This experience informs what I do today in my English classes. I feel that the job of the English teacher is to empower the learner. To give the learner ‘bullets’ for their ‘language gun’. I know the joy of being able to express oneself beautifully in another language (or at least thinking I do) and to be able to understand subtlety coming from someone else’s lips. When that happens, all the frustration and loneliness suffered at the beginning becomes worth it.


Often students say that they feel that they have stopped learning. That they have reached a plateau or even worse have regressed and are now understanding less. This, unfortunately, is the game of learning a language. It’s swings and roundabouts, highs and lows. But like all the great things in life you have to work. You have to suffer before the good stuff comes.

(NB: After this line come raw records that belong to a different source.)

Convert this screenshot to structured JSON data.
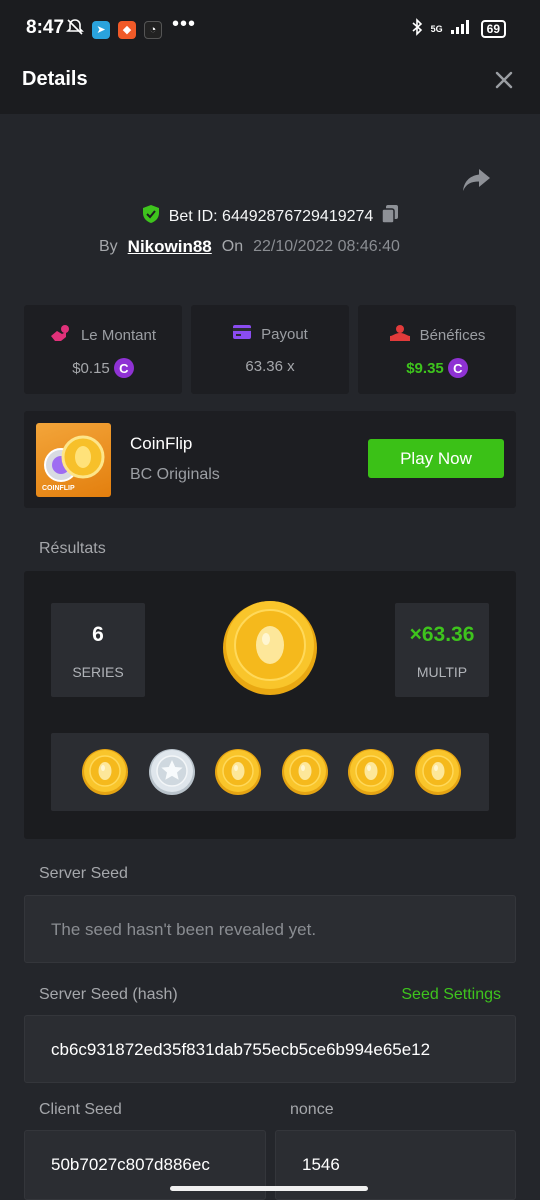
{
  "status_bar": {
    "time": "8:47",
    "network": "5G",
    "battery": "69"
  },
  "header": {
    "title": "Details"
  },
  "bet": {
    "id_label": "Bet ID: 64492876729419274",
    "by_label": "By",
    "username": "Nikowin88",
    "on_label": "On",
    "datetime": "22/10/2022 08:46:40"
  },
  "stats": {
    "amount_label": "Le Montant",
    "amount_value": "$0.15",
    "payout_label": "Payout",
    "payout_value": "63.36 x",
    "profit_label": "Bénéfices",
    "profit_value": "$9.35",
    "coin_symbol": "C"
  },
  "game": {
    "thumb_label": "COINFLIP",
    "name": "CoinFlip",
    "provider": "BC Originals",
    "play_label": "Play Now"
  },
  "results": {
    "label": "Résultats",
    "series_value": "6",
    "series_label": "SERIES",
    "multiplier_value": "×63.36",
    "multiplier_label": "MULTIP",
    "flips": [
      "gold",
      "silver",
      "gold",
      "gold",
      "gold",
      "gold"
    ]
  },
  "server_seed": {
    "label": "Server Seed",
    "value": "The seed hasn't been revealed yet."
  },
  "server_seed_hash": {
    "label": "Server Seed (hash)",
    "settings_label": "Seed Settings",
    "value": "cb6c931872ed35f831dab755ecb5ce6b994e65e12"
  },
  "client_seed": {
    "label": "Client Seed",
    "value": "50b7027c807d886ec"
  },
  "nonce": {
    "label": "nonce",
    "value": "1546"
  },
  "colors": {
    "accent_green": "#3ec41d",
    "coin_purple": "#8f32d4",
    "background": "#24262b",
    "card": "#1d1e22"
  }
}
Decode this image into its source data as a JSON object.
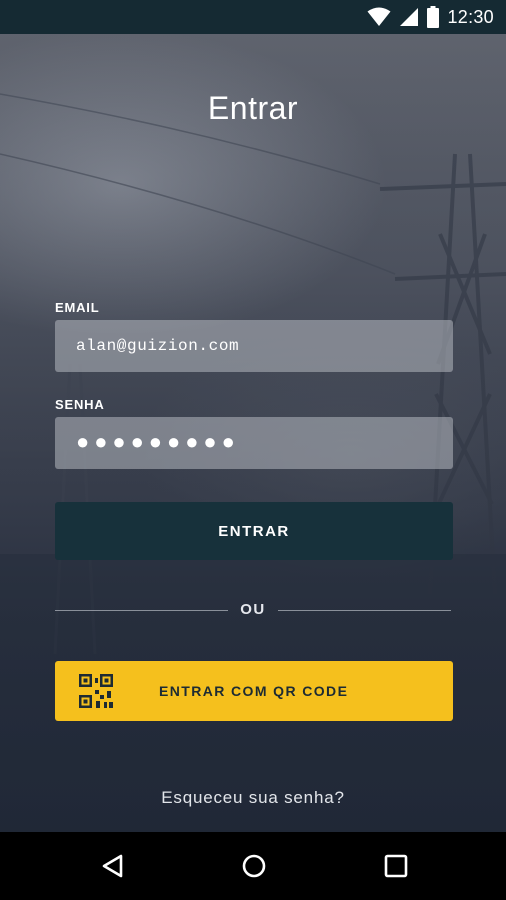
{
  "status_bar": {
    "time": "12:30",
    "icons": [
      "wifi-icon",
      "signal-icon",
      "battery-icon"
    ]
  },
  "login": {
    "title": "Entrar",
    "email": {
      "label": "EMAIL",
      "value": "alan@guizion.com"
    },
    "password": {
      "label": "SENHA",
      "value": "●●●●●●●●●"
    },
    "enter_button": "ENTRAR",
    "divider_text": "OU",
    "qr_button": {
      "label": "ENTRAR COM QR CODE",
      "icon": "qr-code-icon"
    },
    "forgot_link": "Esqueceu sua senha?"
  },
  "nav_bar": {
    "icons": [
      "back-icon",
      "home-icon",
      "recents-icon"
    ]
  },
  "colors": {
    "status_bar": "#152a33",
    "enter_button": "#17313b",
    "qr_button": "#f5c01d",
    "field_bg": "rgba(180,184,192,0.55)",
    "nav_bar": "#000000"
  }
}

And it does come… just ask anyone who has done it!

By John Ryan

Quiz Corner

Group Study

Englishour fun quiz

July 2018:

Questions:

1.What is the only US state with one syllable?

2. How did Shakespeare’s character Romeo die?

3. In which county in Ireland are the Cliffs of Moher?

4. What is the only muscle in the human body that is only attached at one end?

5. When did Ireland join the European Economic Union? 1973, 1983 or 1993?

6. How many dots are there on five dice?

7. What is ornithology the study of?

8. What is the national airline of the Netherlands?

9. By landmass, what is the biggest country in Africa?

10. The spire in Dublin is in the Guinness book of world records. Why?

11. How many pubs in Dublin?

12. What is the Italian sauce with tomato, leek and minced meat?

13. In which year was John Lennon murdered?

14. Now that Pluto is no longer included, how many planets are there in the Solar System?

15. What animal does the word “pooch” refer to?

16. Who wrote the Sherlock Holmes novels?

17. What is the name of the king who was beheaded during the French Revolution?

18. Denver is the capital of which US state?

19. How many stars are there on the North Korean Flag?

20. What is the largest island in the Mediterranean Sea?

21. Where does the Irish President live?

22. Was Trinity College founded in 1592, 1692 or 1792?

23. Which is the only American state to begin with the letter ‘P’?

24. Which planet is closest to the sun?

25. Which screenwriter has received the most Oscar nominations?

26. Charlie Chaplin insured which part of his body?

27. In the American TV series “Breaking Bad” what subject did the lead male teach?

28. What are the three primary colours?

29. What type of pie is typically left out for Santa on Christmas Eve?

30. Which colour belt comes after white in karate?

31. What is the main export out of Cuba?

32. Who was the president of the United States in 2000?

33. The quick brown fox jumps over the lazy dog. What is special about this sentence?

34. What was the first James Bond book?

35. What do a saxophone, a sandwich, a jacuzzi and a biro have in common?

That’s it! Good luck!